>>4870>I definitely don't buy into that. Maybe close relationships are important to health, but I already do lots of unhealthy things on a regular basis. I'm not going to force myself.https://www.ahsw.org.uk/userfiles/Research/Perspectives%20on%20Psychological%20Science-2015-Holt-Lunstad-227-37.pdf
>That's a pretty negative way to describe inner-monologging.
Well, I think it's the most truthful way to describe it, because that's essentially what it is.
>People should be thinking to themselves regardless of how much feedback they get from other people. It's not a bad thing.
You're right, it's not inherently a bad thing.
>I don't really see how the necessity for outside input necessarily connects to consistent relationships. I don't think you need one for the other. Even a book can provide outside influence. You're still intaking new information that comes from another person.
The fact is, you can tell yourself that that's how it is, but your brain still knows exactly what it wants, and if it wants deep and personal relationships with others then it will make you severely depressed, anxious and give you a mental hell until you get it what it wants - no matter how much you tell yourself that you can get everything you need from a book.
A book is quite simply not the same as socializing because it's not interactive, there's no back-and-forth exchange of ideas for both parties to affirm or challenge, imageboards, or writing letters or emails are things that more or less resemble socializing.
>That's what happened near every single time. What do you do then? It's not a fair deal if I have to bend over myself to keep people's attention. I don't want a, "deal".

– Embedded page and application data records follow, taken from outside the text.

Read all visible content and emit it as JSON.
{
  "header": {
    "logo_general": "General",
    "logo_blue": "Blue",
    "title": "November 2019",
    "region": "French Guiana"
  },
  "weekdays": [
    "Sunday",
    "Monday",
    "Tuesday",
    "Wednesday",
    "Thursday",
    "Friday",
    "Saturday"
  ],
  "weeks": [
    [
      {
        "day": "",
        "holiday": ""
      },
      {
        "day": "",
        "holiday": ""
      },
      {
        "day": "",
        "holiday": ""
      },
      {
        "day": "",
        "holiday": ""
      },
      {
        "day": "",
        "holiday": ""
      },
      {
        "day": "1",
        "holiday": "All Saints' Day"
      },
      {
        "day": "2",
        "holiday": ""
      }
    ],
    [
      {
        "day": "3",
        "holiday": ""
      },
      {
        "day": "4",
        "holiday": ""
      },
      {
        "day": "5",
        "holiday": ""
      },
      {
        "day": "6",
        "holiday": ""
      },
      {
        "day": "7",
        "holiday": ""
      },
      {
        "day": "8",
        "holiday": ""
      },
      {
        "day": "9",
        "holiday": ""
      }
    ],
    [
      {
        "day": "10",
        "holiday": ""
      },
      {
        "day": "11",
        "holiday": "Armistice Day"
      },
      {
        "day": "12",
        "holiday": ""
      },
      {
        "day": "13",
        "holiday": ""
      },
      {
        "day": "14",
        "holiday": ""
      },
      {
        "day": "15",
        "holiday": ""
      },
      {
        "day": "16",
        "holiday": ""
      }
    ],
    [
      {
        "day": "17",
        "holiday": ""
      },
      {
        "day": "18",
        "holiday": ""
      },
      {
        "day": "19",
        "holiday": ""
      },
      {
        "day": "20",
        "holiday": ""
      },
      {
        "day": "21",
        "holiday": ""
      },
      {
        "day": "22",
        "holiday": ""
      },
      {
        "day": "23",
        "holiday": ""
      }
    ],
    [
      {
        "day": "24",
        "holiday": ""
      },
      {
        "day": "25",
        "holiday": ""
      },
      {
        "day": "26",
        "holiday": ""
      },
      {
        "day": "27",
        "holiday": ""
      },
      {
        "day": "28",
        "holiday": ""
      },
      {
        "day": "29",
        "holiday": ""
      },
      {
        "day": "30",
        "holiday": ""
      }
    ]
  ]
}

You're asking to be able treat a relationship casually while getting total conviction from the other person, again, this isn't exactly what you'd call a mutual relationship, but I don't blame you, it's typical of people who feel like they were regularly wronged somehow by others, so they just start to invest less in people socially, but you have to remember, the other people you deal with also have to bend over, they also have to make an effort and they also might get hurt while doing so, it's not an easy thing even for them. It's like putting your hand out to someone to high-five and the person just ignores you, you know how embarrassing it is, right? But it's necessary for both parties to put themselves out there, potentially getting hurt in the process, in order to try to connect on some level, that's if you want to connect, and chances are, if you're depressed right now then you probably do.
Your hope is to find better people to socially invest in, as well as ways have ways to filter out assholes, don't make the mistake of becoming someone's best friend and giving them your all right off the bat, just do what you're doing right now and give people the exact same amount of social investment that they give you. If you don't want to interact with people at all anymore, then I don't know what else to say, this was just my advice for you, you can take it or leave it.

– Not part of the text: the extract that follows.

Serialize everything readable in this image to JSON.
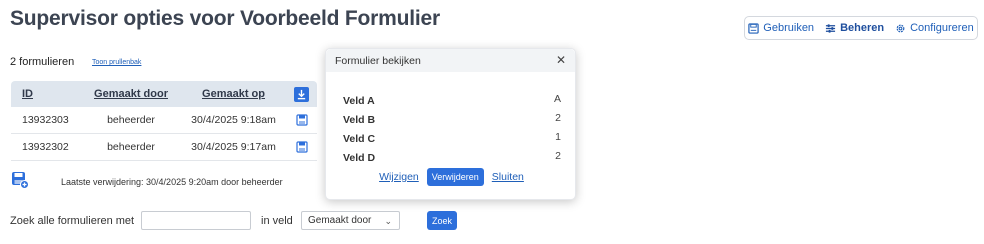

If you aren't familiar with what it is. Read up on the Hedgehog's dilemma, and also check out the research cited at the end of the article, lots of informative stuff.https://en.wikipedia.org/wiki/Hedgehog%27s_dilemma